I’m indebted to many. Primarily, to my husband, who has read e-v-e-r-y-s-i-n-g-l-e-p-o-s-t. And for all but about 5 of them, he’s read them prior to them being published. It turns out he is incredibly committed to communicating about pediatric health as well, but goes about things quietly. Clearly, we’re very different (thank goodness). I remain so thankful that someone believes in what I say like he does. My mom also reads nearly every post. She’s been known to scold me about typos and grammatical errors yet ultimately keeps me in check. When an older relative watched a television interview I did recently on obesity, he said, “Well, she speaks too quickly.” My mom apparently responded, “You need to learn to listen more rapidly.” So genuine support abounds at home and at work. I’m entirely indebted to those with whom I work at Children’s, my peers, and my friends in medicine. You’ve all bolstered me this past year. As I said in an interview today, “I am just so lucky to partner with an organization that believes in innovation.” Thank you, all.

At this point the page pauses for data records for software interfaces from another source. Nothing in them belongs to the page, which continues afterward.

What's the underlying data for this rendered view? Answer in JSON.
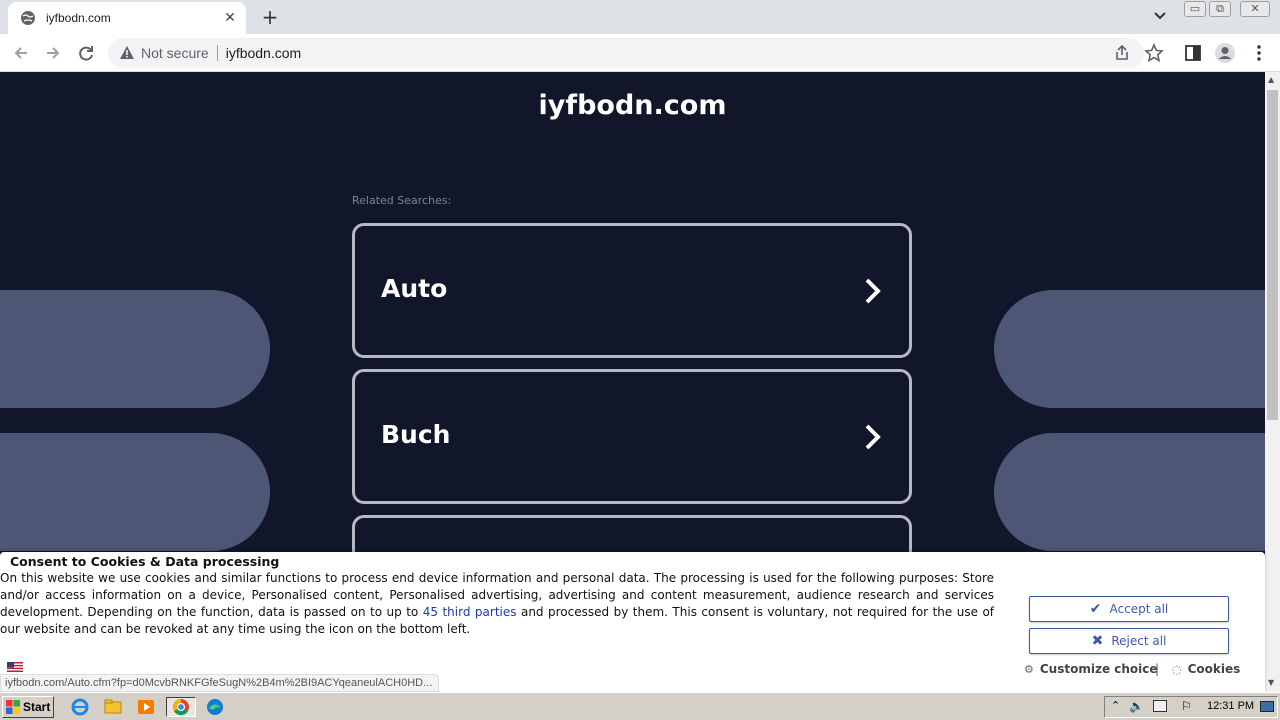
{
  "browser": {
    "tab_title": "iyfbodn.com",
    "tab_close": "✕",
    "new_tab": "+",
    "security_label": "Not secure",
    "url": "iyfbodn.com",
    "window_buttons": {
      "minimize": "▭",
      "restore": "⧉",
      "close": "✕"
    },
    "icons": [
      "globe-icon",
      "back-icon",
      "forward-icon",
      "reload-icon",
      "warning-icon",
      "share-icon",
      "star-icon",
      "sidepanel-icon",
      "profile-icon",
      "menu-icon",
      "tab-search-icon"
    ]
  },
  "page": {
    "site_title": "iyfbodn.com",
    "related_label": "Related Searches:",
    "searches": [
      {
        "label": "Auto"
      },
      {
        "label": "Buch"
      },
      {
        "label": ""
      }
    ],
    "colors": {
      "background": "#12162b",
      "pill": "#4d5675",
      "card_border": "#b7b9c2"
    }
  },
  "consent": {
    "title": "Consent to Cookies & Data processing",
    "text_before_link": "On this website we use cookies and similar functions to process end device information and personal data. The processing is used for the following purposes: Store and/or access information on a device, Personalised content, Personalised advertising, advertising and content measurement, audience research and services development. Depending on the function, data is passed on to up to ",
    "link_text": "45 third parties",
    "text_after_link": " and processed by them. This consent is voluntary, not required for the use of our website and can be revoked at any time using the icon on the bottom left.",
    "accept_label": "Accept all",
    "reject_label": "Reject all",
    "customize_label": "Customize choice",
    "separator": "|",
    "cookies_label": "Cookies",
    "accent_color": "#3c5aa6"
  },
  "status_bar": {
    "url": "iyfbodn.com/Auto.cfm?fp=d0McvbRNKFGfeSugN%2B4m%2BI9ACYqeaneulACH0HD..."
  },
  "taskbar": {
    "start_label": "Start",
    "apps": [
      "ie-icon",
      "explorer-icon",
      "media-player-icon",
      "chrome-icon",
      "edge-icon"
    ],
    "clock": "12:31 PM"
  }
}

So a quick greatest hits. Here’s a breakdown, strictly by the data (pageviews), of the posts that were read most frequently in 2010. Read full post »

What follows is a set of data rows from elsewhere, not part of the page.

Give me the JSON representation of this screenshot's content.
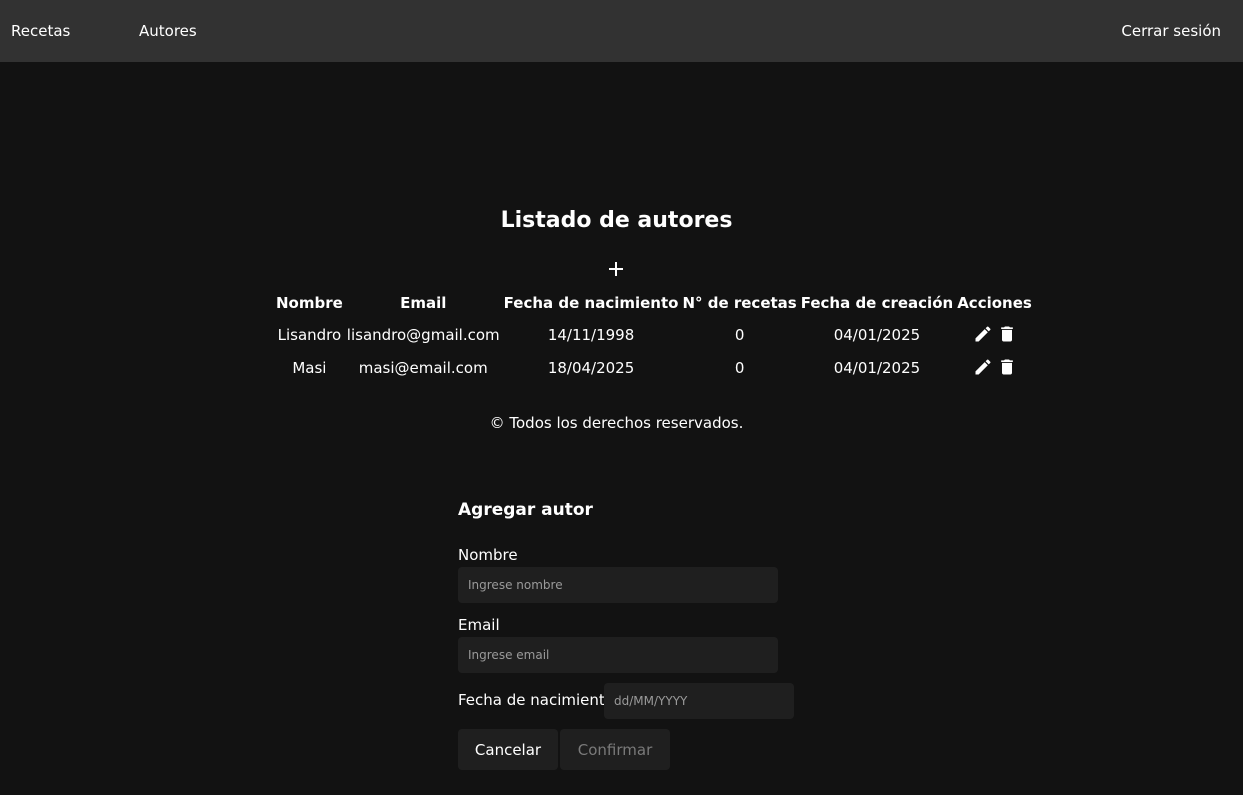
{
  "nav": {
    "recetas": "Recetas",
    "autores": "Autores",
    "logout": "Cerrar sesión"
  },
  "page": {
    "title": "Listado de autores"
  },
  "table": {
    "headers": {
      "nombre": "Nombre",
      "email": "Email",
      "fecha_nacimiento": "Fecha de nacimiento",
      "num_recetas": "N° de recetas",
      "fecha_creacion": "Fecha de creación",
      "acciones": "Acciones"
    },
    "rows": [
      {
        "nombre": "Lisandro",
        "email": "lisandro@gmail.com",
        "fecha_nacimiento": "14/11/1998",
        "num_recetas": "0",
        "fecha_creacion": "04/01/2025"
      },
      {
        "nombre": "Masi",
        "email": "masi@email.com",
        "fecha_nacimiento": "18/04/2025",
        "num_recetas": "0",
        "fecha_creacion": "04/01/2025"
      }
    ],
    "icons": {
      "add": "plus-icon",
      "edit": "pencil-icon",
      "delete": "trash-icon"
    }
  },
  "footer": {
    "copyright": "© Todos los derechos reservados."
  },
  "form": {
    "title": "Agregar autor",
    "nombre_label": "Nombre",
    "nombre_placeholder": "Ingrese nombre",
    "nombre_value": "",
    "email_label": "Email",
    "email_placeholder": "Ingrese email",
    "email_value": "",
    "fecha_label": "Fecha de nacimiento",
    "fecha_placeholder": "dd/MM/YYYY",
    "fecha_value": "",
    "cancel_label": "Cancelar",
    "confirm_label": "Confirmar"
  },
  "colors": {
    "background": "#121212",
    "navbar": "#323232",
    "input_background": "#1f1f1f",
    "disabled_text": "#7a7a7a"
  }
}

Verbatim: Be A Dad

Recently I saw a patient for his 7 year old well child check. He was in the office with his entire family for an evening appointment. My medical assistant got his weight, height, blood pressure, and completed his screening exams. In the hall, she mentioned to me that he said he was going to be a scientist when he grew up. She was charmed (clearly) and I was weak in the knees when I entered the exam room. I mean, endearing and sweet, robust and proactive, his dreams exceeded the typical 7 year old. I suppose I thought this partly because of my path in life (science-y and full of many years of science education). Of course there is nothing ultimately graded about dreaming to be a scientist when compared to dreaming to be an astronaut, a carpenter, a designer, a gardener, a botanist, an artist, or a teacher (this list goes on and on). What we want for children is far wider than their title–what we want is contentment and enjoyment in their career.  Most of us often love when people tell us they want to be “us” when they grow up. It’s affirming, right? One reason you have to be careful from whom you seek career advice. For most, it will often sound a lot like a transcript of what they have done. I’ve been thinking about this since the visit because of what happened next… Read full post »